WORK TO BE COMPLETED = Copy the data below verbatim, leaving no line out.

EXTRACTED RECORDS =
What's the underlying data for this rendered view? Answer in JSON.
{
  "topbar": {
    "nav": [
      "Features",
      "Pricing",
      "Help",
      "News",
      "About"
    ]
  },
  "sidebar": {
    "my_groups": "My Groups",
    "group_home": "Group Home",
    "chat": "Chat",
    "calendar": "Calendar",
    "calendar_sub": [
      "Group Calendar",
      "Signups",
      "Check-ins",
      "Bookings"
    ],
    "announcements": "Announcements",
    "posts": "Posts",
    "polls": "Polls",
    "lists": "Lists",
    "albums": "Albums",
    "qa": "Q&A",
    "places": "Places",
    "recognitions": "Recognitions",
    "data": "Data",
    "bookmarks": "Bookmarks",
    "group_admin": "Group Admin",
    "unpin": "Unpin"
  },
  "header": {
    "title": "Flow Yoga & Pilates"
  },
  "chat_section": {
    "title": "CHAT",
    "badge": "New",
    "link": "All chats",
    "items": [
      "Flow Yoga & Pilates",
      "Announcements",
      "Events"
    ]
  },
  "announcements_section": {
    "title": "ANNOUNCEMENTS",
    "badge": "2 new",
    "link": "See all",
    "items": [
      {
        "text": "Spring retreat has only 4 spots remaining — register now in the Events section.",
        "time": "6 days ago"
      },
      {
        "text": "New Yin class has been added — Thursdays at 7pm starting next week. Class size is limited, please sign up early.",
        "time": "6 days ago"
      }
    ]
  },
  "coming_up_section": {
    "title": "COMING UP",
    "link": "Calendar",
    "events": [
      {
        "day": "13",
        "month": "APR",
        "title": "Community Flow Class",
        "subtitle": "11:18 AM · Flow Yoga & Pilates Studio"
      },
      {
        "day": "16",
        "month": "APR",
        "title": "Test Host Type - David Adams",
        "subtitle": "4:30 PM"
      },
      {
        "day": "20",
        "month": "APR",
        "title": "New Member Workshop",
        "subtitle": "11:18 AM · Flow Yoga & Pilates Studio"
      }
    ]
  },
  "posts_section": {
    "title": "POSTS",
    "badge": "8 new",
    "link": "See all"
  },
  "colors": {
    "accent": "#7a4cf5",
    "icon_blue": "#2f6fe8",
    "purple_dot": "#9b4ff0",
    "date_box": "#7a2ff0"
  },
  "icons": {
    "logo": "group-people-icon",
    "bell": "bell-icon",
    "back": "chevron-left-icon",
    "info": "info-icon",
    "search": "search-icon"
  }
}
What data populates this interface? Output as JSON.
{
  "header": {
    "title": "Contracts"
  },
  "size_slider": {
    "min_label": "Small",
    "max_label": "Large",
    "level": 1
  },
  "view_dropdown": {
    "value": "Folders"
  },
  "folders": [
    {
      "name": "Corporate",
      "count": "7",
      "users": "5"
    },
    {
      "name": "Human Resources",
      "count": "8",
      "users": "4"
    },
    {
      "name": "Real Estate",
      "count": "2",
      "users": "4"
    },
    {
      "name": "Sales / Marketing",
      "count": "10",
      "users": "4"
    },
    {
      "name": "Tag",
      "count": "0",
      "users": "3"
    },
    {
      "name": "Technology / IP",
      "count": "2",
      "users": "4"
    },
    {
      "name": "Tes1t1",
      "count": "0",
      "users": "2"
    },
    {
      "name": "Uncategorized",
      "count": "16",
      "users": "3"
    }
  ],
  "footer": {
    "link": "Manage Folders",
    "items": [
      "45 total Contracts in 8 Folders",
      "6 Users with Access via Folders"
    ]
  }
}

RESPONSE AREA =
What's the underlying data for this rendered view? Answer in JSON.
{
  "topbar": {
    "nav": [
      "Features",
      "Pricing",
      "Help",
      "News",
      "About"
    ]
  },
  "sidebar": {
    "my_groups": "My Groups",
    "group_home": "Group Home",
    "chat": "Chat",
    "calendar": "Calendar",
    "calendar_sub": [
      "Group Calendar",
      "Signups",
      "Check-ins",
      "Bookings"
    ],
    "announcements": "Announcements",
    "posts": "Posts",
    "polls": "Polls",
    "lists": "Lists",
    "albums": "Albums",
    "qa": "Q&A",
    "places": "Places",
    "recognitions": "Recognitions",
    "data": "Data",
    "bookmarks": "Bookmarks",
    "group_admin": "Group Admin",
    "unpin": "Unpin"
  },
  "header": {
    "title": "Flow Yoga & Pilates"
  },
  "chat_section": {
    "title": "CHAT",
    "badge": "New",
    "link": "All chats",
    "items": [
      "Flow Yoga & Pilates",
      "Announcements",
      "Events"
    ]
  },
  "announcements_section": {
    "title": "ANNOUNCEMENTS",
    "badge": "2 new",
    "link": "See all",
    "items": [
      {
        "text": "Spring retreat has only 4 spots remaining — register now in the Events section.",
        "time": "6 days ago"
      },
      {
        "text": "New Yin class has been added — Thursdays at 7pm starting next week. Class size is limited, please sign up early.",
        "time": "6 days ago"
      }
    ]
  },
  "coming_up_section": {
    "title": "COMING UP",
    "link": "Calendar",
    "events": [
      {
        "day": "13",
        "month": "APR",
        "title": "Community Flow Class",
        "subtitle": "11:18 AM · Flow Yoga & Pilates Studio"
      },
      {
        "day": "16",
        "month": "APR",
        "title": "Test Host Type - David Adams",
        "subtitle": "4:30 PM"
      },
      {
        "day": "20",
        "month": "APR",
        "title": "New Member Workshop",
        "subtitle": "11:18 AM · Flow Yoga & Pilates Studio"
      }
    ]
  },
  "posts_section": {
    "title": "POSTS",
    "badge": "8 new",
    "link": "See all"
  },
  "colors": {
    "accent": "#7a4cf5",
    "icon_blue": "#2f6fe8",
    "purple_dot": "#9b4ff0",
    "date_box": "#7a2ff0"
  },
  "icons": {
    "logo": "group-people-icon",
    "bell": "bell-icon",
    "back": "chevron-left-icon",
    "info": "info-icon",
    "search": "search-icon"
  }
}
What data populates this interface? Output as JSON.
{
  "header": {
    "title": "Contracts"
  },
  "size_slider": {
    "min_label": "Small",
    "max_label": "Large",
    "level": 1
  },
  "view_dropdown": {
    "value": "Folders"
  },
  "folders": [
    {
      "name": "Corporate",
      "count": "7",
      "users": "5"
    },
    {
      "name": "Human Resources",
      "count": "8",
      "users": "4"
    },
    {
      "name": "Real Estate",
      "count": "2",
      "users": "4"
    },
    {
      "name": "Sales / Marketing",
      "count": "10",
      "users": "4"
    },
    {
      "name": "Tag",
      "count": "0",
      "users": "3"
    },
    {
      "name": "Technology / IP",
      "count": "2",
      "users": "4"
    },
    {
      "name": "Tes1t1",
      "count": "0",
      "users": "2"
    },
    {
      "name": "Uncategorized",
      "count": "16",
      "users": "3"
    }
  ],
  "footer": {
    "link": "Manage Folders",
    "items": [
      "45 total Contracts in 8 Folders",
      "6 Users with Access via Folders"
    ]
  }
}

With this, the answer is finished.